WE HAVE A SOLUTION to prevent elephant babies from getting stuck in waterholes and then suffering physical and emotional trauma! We can implement it right away with your help…
Climate change is having devastating effects for wildlife around the world. We at ASI work a great deal in Africa and have been striving to mitigate drought conditions in Namibia, Kenya and South Africa.
We focus on immediate help and when the Addo National Park near Gqeberha, South Africa, told us about a drought problem that threatens the lives of baby elephants, we knew we had to turn to our supporters for help.
The problem is that because of drought, waterholes are drying up, and many of them are deep with steep banks…
The thirsty babies have no problem reaching the water – they slide down on their rear ends and have fun doing it – getting out is when the game turns deadly.
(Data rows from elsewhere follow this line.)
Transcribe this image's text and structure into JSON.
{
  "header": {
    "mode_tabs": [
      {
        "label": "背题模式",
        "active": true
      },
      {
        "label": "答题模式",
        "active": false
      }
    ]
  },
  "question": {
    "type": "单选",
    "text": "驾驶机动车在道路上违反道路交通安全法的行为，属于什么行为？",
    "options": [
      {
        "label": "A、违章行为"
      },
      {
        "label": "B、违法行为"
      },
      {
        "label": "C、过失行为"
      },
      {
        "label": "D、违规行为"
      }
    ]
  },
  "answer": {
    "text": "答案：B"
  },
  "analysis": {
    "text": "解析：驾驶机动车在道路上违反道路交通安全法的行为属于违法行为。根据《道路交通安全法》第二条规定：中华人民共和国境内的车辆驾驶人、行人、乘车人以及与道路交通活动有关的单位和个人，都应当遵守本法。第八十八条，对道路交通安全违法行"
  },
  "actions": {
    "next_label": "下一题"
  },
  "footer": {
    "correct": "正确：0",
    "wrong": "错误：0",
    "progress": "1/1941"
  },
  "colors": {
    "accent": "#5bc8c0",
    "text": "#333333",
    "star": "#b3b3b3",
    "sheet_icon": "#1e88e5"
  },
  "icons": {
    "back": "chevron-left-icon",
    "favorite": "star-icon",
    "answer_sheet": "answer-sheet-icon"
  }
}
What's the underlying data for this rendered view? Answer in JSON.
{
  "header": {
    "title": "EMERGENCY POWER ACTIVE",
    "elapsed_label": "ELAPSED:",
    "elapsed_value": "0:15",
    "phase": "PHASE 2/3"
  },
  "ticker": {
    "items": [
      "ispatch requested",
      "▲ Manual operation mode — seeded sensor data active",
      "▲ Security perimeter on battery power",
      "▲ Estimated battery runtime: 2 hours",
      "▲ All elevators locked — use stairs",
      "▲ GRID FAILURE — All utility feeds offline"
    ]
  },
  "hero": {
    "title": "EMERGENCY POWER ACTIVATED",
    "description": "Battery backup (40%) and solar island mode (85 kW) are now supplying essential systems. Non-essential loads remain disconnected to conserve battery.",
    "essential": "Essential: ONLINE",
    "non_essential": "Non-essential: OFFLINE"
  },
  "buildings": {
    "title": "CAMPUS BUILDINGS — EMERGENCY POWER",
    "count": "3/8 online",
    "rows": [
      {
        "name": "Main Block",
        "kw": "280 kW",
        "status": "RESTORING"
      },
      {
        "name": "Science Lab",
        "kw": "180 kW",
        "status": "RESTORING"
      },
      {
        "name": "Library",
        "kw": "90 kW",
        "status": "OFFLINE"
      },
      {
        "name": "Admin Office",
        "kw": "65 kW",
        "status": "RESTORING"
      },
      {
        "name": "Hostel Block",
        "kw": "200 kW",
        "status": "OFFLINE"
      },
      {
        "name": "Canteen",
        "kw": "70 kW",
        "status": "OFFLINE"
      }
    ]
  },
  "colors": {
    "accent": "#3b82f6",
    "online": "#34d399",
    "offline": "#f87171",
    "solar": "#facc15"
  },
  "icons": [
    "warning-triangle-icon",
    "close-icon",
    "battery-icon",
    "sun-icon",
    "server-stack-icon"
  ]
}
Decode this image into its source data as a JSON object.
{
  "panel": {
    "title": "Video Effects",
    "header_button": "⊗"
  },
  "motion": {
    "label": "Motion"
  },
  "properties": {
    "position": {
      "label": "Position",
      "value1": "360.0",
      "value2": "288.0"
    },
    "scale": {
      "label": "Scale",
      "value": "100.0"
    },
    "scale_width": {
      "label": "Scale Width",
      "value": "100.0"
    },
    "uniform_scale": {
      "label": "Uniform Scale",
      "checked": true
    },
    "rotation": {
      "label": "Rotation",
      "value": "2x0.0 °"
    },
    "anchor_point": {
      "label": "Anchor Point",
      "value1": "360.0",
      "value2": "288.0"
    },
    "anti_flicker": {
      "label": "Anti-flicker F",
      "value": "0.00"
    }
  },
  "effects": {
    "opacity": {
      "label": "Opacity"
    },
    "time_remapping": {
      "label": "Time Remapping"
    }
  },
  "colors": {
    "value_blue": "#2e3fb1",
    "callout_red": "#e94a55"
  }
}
The Addo team responds to daily call-outs to free desperate calves. But with over 600 African elephants calling Addo home, the park ranger teams are spread incredibly thin. The teams work long hours conducting vital patrols to protect the species from their greatest threat – poaching for the illegal ivory trade – which means they cannot always respond immediately. The result is that calves sometimes spend an entire day struggling in mud holes before being rescued.
Such frequent reports of elephant calves trapped in mud holes are not unexpected: an adult elephant drinks up to 53 gallons (200 liters) of water every day, which means these animals spend lengthy periods of time at watering holes.
Together with Addo, ASI has devised a long-term solution to protect elephant calves from getting stuck in mud holes and the resulting physical and emotional trauma that it causes them.
If we can raise just $3,000 (£2,290), we can line the waterhole sides with concrete blocks that will protect young elephants from getting stuck in mud holes. Please help us to provide this critical support.